The majority of Jersey schools will not open again until 1st June at the earliest.
The Education Minister has extended closures following advice from the Medical Officer of Health.
Schools have been shut since 20th March to combat the risk of coronavirus. They will remain so until at least after the next half-term break at the end of next month.
Highlands College, which doesn't have a half-term break, will be shut until the 29th of May.
The two exceptions are La Sente and Mont à l’Abbé which continue to support children with Special Educational Needs.
The extension doesn't apply to Mont à l’Abbé or La Sente. All other schools will stay closed until at least 1 June.
As before, non-government run schools, early years providers, childminders and private nurseries are being advised to follow the closure order.
The Children's Department says it will be working with headteachers, trade unions and others over the next month to create a plan for an eventual phased and safe return to school, college and childcare for all young people.
"Firstly, I would like to thank parents, carers and students for their understanding during this unsettling and difficult period. I know that, as a parent myself, these have been testing times but the feedback I have received is that parents are doing a wonderful job home-schooling and our students are working so hard on their learning.
"I would also like to acknowledge and thank everyone in our childcare settings, schools and colleges, and across the Children, Young People, Education and Skills Department, for the huge amount of work that has been undertaken to provide continuity of care and learning. I am especially pleased with the support provided to pupils and students through online platforms, email and other resources.
"For those students taking formal qualifications, I remain saddened that they will not be able to undertake final examinations but am grateful for the commitment shown by teachers who are undertaking additional assessments to support the revised process of assessment and grading." - Senator Tracey Vallois, Education Minister.
Senator Vallois also wants the government to consider allowing more children to attend early years settings, childminders and private nurseries over the next four weeks.
Speaking to Channel 103 earlier this month, the Minister revealed that around 130 students were attending those settings, which she said was not as many of she originally expected.
Fees for parents and carers of students at Victoria College and JCG have been frozen for 2020. The annual rise due this autumn will not go ahead.
A new project team was set up to review the funding and fee issues relating to nurseries, schools and colleges.
"I would like to thank parents and carers for continuing to pay fees and for understanding the difficult position our fee-paying schools are facing.

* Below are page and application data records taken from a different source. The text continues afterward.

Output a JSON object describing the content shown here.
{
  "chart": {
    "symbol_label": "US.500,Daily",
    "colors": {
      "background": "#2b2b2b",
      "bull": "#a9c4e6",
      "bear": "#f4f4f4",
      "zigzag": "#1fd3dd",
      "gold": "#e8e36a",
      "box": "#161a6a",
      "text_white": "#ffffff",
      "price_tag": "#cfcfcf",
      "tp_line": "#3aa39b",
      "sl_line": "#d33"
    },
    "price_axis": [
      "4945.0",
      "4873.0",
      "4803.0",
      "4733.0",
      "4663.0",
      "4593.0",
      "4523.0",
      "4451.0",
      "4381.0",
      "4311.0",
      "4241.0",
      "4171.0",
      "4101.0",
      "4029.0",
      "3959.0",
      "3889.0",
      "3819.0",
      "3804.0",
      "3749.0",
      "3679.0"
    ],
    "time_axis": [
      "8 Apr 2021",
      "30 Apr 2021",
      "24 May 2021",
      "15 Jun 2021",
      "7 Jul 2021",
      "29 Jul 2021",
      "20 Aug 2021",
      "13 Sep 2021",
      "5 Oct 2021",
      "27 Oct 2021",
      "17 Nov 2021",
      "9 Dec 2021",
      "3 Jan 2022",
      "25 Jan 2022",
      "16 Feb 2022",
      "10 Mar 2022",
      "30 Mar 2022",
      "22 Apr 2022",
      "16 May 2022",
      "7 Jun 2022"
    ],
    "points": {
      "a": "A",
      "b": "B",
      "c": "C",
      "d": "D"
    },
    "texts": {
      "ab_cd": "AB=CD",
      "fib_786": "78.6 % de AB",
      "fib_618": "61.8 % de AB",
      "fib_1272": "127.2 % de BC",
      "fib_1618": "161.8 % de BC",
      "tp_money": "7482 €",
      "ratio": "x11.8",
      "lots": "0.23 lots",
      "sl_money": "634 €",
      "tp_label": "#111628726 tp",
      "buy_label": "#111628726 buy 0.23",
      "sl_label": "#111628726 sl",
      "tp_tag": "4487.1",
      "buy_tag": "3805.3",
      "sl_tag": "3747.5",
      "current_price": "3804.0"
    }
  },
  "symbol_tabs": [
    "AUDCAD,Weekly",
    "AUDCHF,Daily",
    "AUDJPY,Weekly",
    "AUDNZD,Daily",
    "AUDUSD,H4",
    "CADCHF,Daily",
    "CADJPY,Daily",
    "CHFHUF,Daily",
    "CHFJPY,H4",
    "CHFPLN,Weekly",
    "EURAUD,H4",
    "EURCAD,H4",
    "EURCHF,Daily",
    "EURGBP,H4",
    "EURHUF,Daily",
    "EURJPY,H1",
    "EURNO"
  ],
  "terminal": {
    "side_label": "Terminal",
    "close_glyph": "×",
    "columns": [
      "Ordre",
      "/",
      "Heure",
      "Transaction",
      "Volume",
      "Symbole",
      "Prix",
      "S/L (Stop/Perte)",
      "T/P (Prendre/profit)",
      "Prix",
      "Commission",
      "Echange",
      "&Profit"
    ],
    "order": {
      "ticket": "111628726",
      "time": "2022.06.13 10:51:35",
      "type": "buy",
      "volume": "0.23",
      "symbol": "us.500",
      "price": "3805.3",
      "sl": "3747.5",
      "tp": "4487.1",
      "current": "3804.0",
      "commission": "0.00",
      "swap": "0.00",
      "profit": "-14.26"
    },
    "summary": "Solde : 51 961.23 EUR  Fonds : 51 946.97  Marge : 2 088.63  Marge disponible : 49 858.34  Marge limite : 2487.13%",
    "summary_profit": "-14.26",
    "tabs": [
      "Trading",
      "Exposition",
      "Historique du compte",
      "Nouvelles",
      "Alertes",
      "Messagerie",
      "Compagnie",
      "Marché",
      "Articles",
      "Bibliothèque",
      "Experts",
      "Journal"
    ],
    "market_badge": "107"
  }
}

Continuing to pay these fees is crucial to the sustainability of our schools and underpins the alternative on-line learning and teaching arrangements that the schools and colleges have put in place.
"I recognise that there is a desire for normal service to resume as soon as possible and, for that reason alone, we share a strong commitment to the ongoing viability of our schools.
"Appreciating the pressures that many family incomes are under, I am pleased to advise the Boards of Governors of the Government-provided fee paying schools have recommended that previously approved fee increases, due to start from the autumn term, should not be implemented. I have readily accepted this recommendation and, therefore, fees will be frozen until the end of 2020, providing budgeting certainty and reduced costs for parents.
"The position for 2021 will be reviewed in due course as the longer-term implications of the pandemic on schools becomes clearer."
Parents who are struggling to pay fees because of the financial impact of the coronavirus crisis are being told to get in touch with the relevant school to speak privately about it.
Jersey fee-paying schools have existing hardship schemes, and Senator Vallois says options are being looked at to top-up those funds should they not be able to meet the demand.
An announcement will be made at a later date.
LEARNING AT HOME WEBSITE LAUNCHED
A new 'Learning at Home' website has been launched to give parents extra advice and resources to help their children while they are off school.
It's been created using the results of a survey completed by more than 1,000 parents and carers.
"I am delighted to launch the new Learning At Home online platform to support parents who will be worried about COVID-19, home learning, and the impact that this will have on their child’s development. Schools are doing everything they can to support students to learn at home.
"We need to support the incredible work that our schools are already doing to ensure students continue to receive the education they deserve and need. No-one expects parents to replace their child’s teacher. Our schools will continue to manage their students’ learning." - Senator Tracey Vallois, Education Minister.
It's aimed at students aged 3-19 with guidance and tips to help with keeping young people and their families safe.
"It is vital that our education system remains in a position to respond to the latest public health advice as it emerges during Covid-19. It is rare for families to have so much time together at home, so make this experience a positive memory, where it can be. Learning should be fun and enjoyable. Please do use this new educational website for tips on how to support your child’s learning as well as learning how you can look after you and your
family’s wellbeing, health and safety throughout this period, and beyond."
The Children, Young People, Education and Skills Department has launched a new 'Learning At Home' website, to provide parents with practical advice and resources to help with home learning, while schools are closed due to the COVID-19 pandemic.— Government of Jersey (@GovJersey) April 29, 2020
Visit: https://t.co/G3pLTIKTNG pic.twitter.com/Tmv5xkmCWb